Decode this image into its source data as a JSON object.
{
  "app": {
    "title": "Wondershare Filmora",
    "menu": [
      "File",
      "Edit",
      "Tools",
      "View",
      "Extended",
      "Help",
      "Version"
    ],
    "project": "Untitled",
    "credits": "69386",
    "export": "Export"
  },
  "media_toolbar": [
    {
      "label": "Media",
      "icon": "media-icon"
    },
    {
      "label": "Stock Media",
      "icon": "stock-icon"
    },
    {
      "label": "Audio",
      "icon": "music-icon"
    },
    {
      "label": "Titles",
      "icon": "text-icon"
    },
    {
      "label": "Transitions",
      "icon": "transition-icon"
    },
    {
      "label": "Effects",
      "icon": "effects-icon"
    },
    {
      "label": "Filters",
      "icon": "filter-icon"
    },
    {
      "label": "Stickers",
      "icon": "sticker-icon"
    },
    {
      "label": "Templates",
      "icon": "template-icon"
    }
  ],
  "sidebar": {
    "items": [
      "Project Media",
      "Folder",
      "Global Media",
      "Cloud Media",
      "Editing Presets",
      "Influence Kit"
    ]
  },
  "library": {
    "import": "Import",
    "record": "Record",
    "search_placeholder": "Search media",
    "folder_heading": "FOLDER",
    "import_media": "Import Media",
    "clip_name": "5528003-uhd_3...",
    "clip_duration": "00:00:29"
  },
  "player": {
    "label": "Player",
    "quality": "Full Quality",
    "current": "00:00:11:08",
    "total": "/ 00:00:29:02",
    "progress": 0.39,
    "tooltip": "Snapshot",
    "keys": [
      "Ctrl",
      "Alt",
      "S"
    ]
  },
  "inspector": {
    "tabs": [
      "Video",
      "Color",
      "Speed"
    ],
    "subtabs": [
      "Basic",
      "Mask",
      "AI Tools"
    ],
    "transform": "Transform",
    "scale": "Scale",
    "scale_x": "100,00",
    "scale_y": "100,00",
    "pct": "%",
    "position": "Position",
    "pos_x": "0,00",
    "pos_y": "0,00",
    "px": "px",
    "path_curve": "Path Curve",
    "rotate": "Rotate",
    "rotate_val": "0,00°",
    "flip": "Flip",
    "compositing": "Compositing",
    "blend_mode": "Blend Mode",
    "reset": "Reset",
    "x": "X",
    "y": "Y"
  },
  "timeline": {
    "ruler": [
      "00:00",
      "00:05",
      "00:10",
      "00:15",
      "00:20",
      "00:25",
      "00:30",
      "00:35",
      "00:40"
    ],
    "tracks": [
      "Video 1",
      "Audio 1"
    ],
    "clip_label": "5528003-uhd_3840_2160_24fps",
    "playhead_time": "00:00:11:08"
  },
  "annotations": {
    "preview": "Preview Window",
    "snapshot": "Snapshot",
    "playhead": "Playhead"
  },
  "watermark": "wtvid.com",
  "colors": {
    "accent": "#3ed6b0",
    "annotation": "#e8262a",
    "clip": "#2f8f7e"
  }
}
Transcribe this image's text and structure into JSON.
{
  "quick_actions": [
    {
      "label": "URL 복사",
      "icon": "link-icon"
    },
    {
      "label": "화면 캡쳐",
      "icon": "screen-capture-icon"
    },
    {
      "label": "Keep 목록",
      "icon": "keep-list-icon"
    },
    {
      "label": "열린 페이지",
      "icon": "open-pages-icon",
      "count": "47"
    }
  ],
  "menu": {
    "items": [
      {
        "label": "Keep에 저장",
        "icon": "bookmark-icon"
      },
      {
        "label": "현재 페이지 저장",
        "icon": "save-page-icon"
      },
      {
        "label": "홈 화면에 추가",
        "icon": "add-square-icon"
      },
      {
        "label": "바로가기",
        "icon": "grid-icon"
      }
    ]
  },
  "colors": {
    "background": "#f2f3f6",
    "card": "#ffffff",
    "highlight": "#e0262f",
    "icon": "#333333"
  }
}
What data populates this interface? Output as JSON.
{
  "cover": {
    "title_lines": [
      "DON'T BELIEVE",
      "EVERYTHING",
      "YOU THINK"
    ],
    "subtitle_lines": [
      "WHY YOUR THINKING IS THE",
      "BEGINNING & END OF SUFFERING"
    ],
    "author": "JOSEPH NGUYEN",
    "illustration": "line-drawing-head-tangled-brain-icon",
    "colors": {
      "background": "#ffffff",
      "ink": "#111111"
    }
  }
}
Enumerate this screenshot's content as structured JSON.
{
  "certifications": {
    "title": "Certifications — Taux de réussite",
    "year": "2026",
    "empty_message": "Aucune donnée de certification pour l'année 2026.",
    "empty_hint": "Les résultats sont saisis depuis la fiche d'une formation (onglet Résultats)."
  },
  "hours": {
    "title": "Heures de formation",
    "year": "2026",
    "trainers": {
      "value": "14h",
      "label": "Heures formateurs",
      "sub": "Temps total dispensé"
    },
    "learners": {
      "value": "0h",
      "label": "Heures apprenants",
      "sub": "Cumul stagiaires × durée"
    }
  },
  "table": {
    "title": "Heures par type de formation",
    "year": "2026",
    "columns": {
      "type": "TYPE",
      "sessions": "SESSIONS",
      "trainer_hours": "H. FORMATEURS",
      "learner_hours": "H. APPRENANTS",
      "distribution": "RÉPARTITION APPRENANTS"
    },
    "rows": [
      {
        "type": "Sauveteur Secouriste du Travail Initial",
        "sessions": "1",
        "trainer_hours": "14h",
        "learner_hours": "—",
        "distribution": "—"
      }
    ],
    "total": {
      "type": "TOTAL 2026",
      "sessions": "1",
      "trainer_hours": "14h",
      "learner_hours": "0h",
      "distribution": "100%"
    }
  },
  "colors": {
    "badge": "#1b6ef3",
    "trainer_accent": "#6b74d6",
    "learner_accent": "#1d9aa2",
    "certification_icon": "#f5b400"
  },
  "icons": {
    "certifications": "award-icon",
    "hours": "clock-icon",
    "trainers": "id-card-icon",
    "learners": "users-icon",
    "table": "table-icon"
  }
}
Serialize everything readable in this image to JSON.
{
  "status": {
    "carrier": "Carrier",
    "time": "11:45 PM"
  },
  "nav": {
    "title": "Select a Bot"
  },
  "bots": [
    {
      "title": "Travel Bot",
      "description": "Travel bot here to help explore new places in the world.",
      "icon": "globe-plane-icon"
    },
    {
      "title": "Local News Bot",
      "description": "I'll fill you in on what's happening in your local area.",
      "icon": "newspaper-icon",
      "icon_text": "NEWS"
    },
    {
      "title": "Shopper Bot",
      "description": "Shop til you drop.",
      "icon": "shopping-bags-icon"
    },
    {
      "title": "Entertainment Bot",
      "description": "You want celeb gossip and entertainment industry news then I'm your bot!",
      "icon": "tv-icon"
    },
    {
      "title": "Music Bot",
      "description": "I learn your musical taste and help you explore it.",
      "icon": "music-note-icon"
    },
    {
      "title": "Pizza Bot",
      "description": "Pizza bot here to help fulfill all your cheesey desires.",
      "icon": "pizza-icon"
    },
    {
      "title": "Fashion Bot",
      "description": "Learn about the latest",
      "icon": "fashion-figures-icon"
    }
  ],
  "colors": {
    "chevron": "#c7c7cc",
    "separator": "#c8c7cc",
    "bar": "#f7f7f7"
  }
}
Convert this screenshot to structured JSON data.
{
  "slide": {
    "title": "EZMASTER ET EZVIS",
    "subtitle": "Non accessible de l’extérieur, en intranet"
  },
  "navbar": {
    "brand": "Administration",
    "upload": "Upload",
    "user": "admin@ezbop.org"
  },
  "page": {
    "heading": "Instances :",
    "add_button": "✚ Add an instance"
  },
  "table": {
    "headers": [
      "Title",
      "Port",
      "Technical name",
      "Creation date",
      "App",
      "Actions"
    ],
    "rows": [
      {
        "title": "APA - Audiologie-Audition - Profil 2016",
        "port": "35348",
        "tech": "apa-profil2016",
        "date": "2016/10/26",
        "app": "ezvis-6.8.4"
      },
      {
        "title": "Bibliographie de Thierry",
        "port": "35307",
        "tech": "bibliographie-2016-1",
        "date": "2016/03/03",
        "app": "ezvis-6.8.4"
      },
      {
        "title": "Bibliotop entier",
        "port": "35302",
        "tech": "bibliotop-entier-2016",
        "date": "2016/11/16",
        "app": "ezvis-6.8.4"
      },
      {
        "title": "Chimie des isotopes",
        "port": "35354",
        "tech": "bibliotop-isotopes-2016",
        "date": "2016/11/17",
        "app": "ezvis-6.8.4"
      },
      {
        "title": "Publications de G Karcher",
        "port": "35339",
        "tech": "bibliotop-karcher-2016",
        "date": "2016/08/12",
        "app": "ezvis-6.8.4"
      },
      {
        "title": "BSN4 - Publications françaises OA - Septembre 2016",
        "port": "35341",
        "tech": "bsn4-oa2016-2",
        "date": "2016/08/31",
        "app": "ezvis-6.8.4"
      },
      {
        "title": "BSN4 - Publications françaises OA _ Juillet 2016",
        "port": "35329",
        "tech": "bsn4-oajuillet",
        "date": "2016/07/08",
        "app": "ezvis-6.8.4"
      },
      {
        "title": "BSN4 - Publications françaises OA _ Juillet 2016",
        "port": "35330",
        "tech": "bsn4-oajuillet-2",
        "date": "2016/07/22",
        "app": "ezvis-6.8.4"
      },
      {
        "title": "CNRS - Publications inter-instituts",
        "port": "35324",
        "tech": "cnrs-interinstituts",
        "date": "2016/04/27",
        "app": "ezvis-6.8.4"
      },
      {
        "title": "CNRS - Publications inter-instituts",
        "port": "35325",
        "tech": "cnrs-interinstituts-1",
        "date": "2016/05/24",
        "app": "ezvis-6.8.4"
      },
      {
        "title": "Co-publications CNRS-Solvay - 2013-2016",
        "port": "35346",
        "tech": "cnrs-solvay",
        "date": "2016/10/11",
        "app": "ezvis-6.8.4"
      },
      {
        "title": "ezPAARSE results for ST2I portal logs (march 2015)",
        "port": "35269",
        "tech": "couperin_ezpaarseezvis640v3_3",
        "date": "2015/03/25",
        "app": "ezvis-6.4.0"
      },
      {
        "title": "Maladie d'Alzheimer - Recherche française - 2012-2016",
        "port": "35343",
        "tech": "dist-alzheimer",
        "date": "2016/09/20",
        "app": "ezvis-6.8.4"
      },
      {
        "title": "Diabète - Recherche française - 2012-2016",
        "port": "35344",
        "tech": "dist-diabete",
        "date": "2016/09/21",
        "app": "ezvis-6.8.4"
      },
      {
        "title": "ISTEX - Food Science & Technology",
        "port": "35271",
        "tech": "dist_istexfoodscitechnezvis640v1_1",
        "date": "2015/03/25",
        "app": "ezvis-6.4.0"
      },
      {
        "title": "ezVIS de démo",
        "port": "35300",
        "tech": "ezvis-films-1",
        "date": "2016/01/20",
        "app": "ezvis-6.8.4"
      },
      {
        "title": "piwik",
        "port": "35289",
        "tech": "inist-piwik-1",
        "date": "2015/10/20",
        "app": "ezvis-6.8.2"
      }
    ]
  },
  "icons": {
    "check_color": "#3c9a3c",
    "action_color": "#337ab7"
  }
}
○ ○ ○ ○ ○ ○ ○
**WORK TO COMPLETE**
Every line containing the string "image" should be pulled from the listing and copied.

**EXERCISE ANSWER**
Decode this image into its source data as a JSON object.
Transcribe this image's text and structure into JSON.
Serialize everything readable in this image to JSON.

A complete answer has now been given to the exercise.